Dubbing Scrambled Eggs at Midnight a "tender, quirky romance," a Publishers Weekly contributor added that, despite the coauthors' somewhat idealized story line, "the intensity of the … emotions" of both Cal and Elliot seem "authentic." In Booklist, Gillian Engberg praised the use of alternating chapters, writing that, as "narrated in Cal and Elliot's hilarious, heart-tugging voices," a "potentially routine summer romance" is transformed by Barkley and Hepler "into a refreshing, poetic, memorable" tale. "YAs who enjoy love stories that are more than entertaining fluff will appreciate" Scrambled Eggs at Midnight, noted Claire Rosser in Kliatt. The novel, which evokes a "sense of place in the mountains of North Carolina," is made "vividly real," Rosser added, and in Kirkus Reviews, a critic concluded that Scrambled Eggs at Midnight features "better writing than that offered in most teen romances."

Barkley and Hepler employ the alternating-narration format in their second collaboration, Dream Factory. Instead of North Carolina, this young-adult novel moves the authors' teen romance to Disney World, and introduce Ella and Luke. The two teens are among the group who have summer jobs playing the part of costumed characters at the theme park. At first, the teens resist the attraction they feel for each other—after all, Luke's girlfriend is part of the Disney staff. When a strike among the main characters allows them to have their choice of roles, Luke chooses Dale the chipmunk, and his girlfriend takes Chip. Cartoon boundaries are soon crossed, however, when all the staff realizes that Dale is far too attentive to Ella's Cinderella.

In his discussion with Leitich Smith, Barkley discussed the collaborative process. "After having written some books solo, I worried whether I could collaborate and do it right," he recalled of the project's beginnings. However, working with Hepler "turned out to be even better than easy.

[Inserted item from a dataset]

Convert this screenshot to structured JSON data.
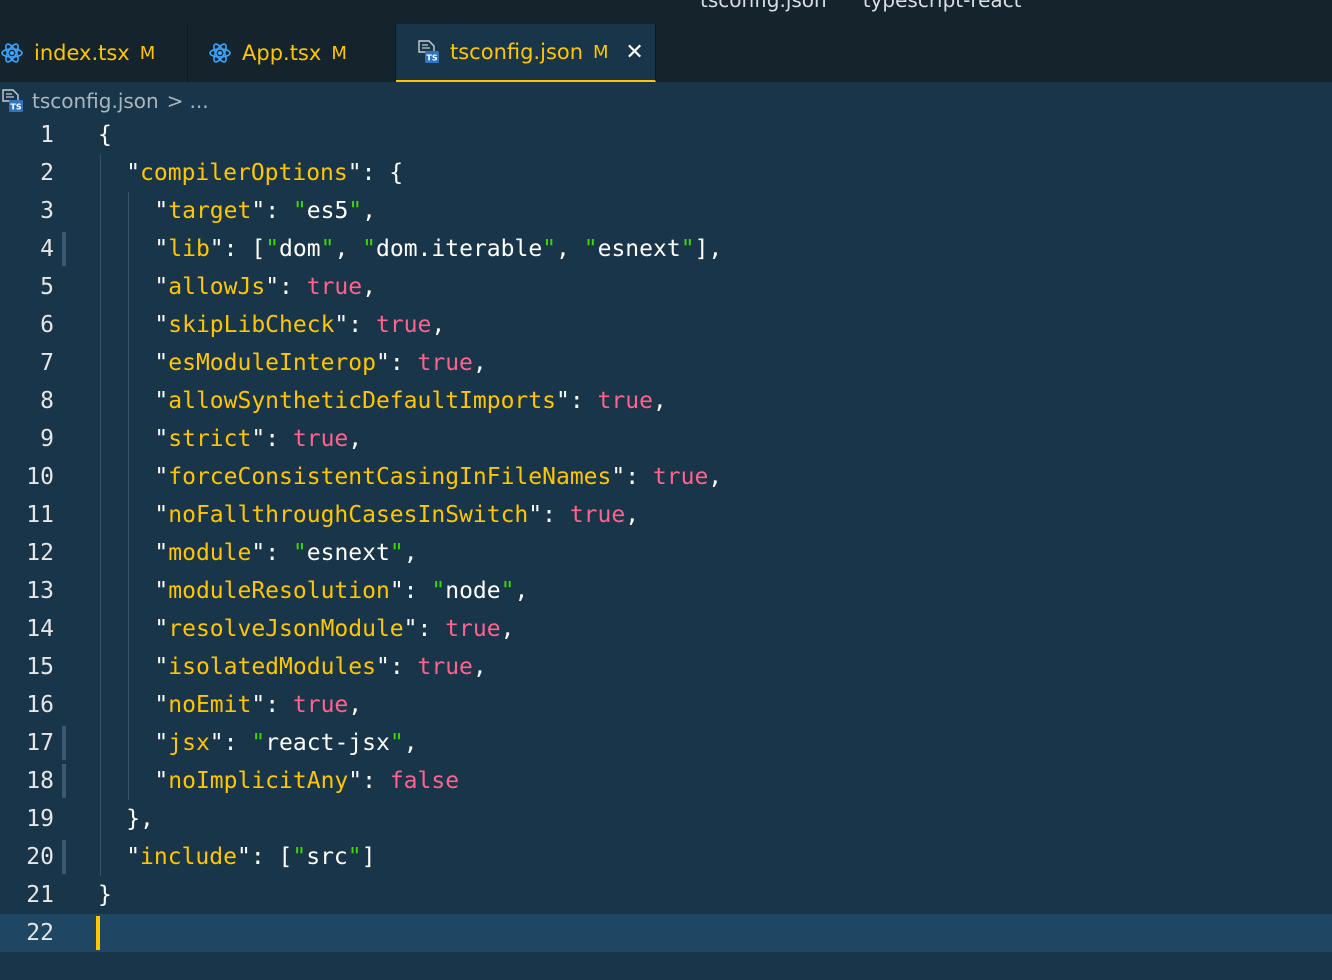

It was, and is, the most fun I've ever had writing." For Barkley, "the challenge of any novel … is psychological … finding and understanding the character's center, his emotions and motivations, who he really is." While he admits that research is a must, "I'm also pretty lazy about it. My first impulse is just to guess, then research it later if I have to. It's amazing how often the guess turns out to be right."



Booklist, January 1, 1997, Brian McCombie, review of Circle View: Stories, p. 815; June 1, 2006, Gillian Engberg, review of Scrambled Eggs at Midnight, p. 56.

Bulletin of the Center for Children's Books, June, 2006, review of Scrambled Eggs at Midnight, p. 439.

Kirkus Reviews, December 1, 2002, review of Alison's Automotive Repair Manual, p. 1711; February 1, 2004, review of Another Perfect Catastrophe, and Other Stories, p. 96; May 1, 2006, review of Scrambled Eggs at Midnight, p. 453.

Kliatt, May, 2006, Claire Rosser, review of Scrambled Eggs at Midnight, p. 347.

Library Journal, June 15, 2000, Patrick Sullivan, Money, Love, p. 111; December, 2002, Rebecca Kelm, review of Alison's Automotive Repair Manual, p. 174.

Publishers Weekly, December 16, 1996, review of Circle View, p. 44; March 19, 2004, review of Alison's Automotive Repair Manual, p. 39; June 19, 2006, review of Scrambled Eggs at Midnight, p. 64.


BookPage, (March 1, 2003), Jay Lee Macdonald, interview with Barkley.

Brad Barkley Home Page, (April 15, 2007).

Cynsations, (April 26, 2006), Cynthia Leitich Smith, interview with Hepler and Barkley.

Heather Hepler and Brad Barkley Home Page, (March 15, 2007).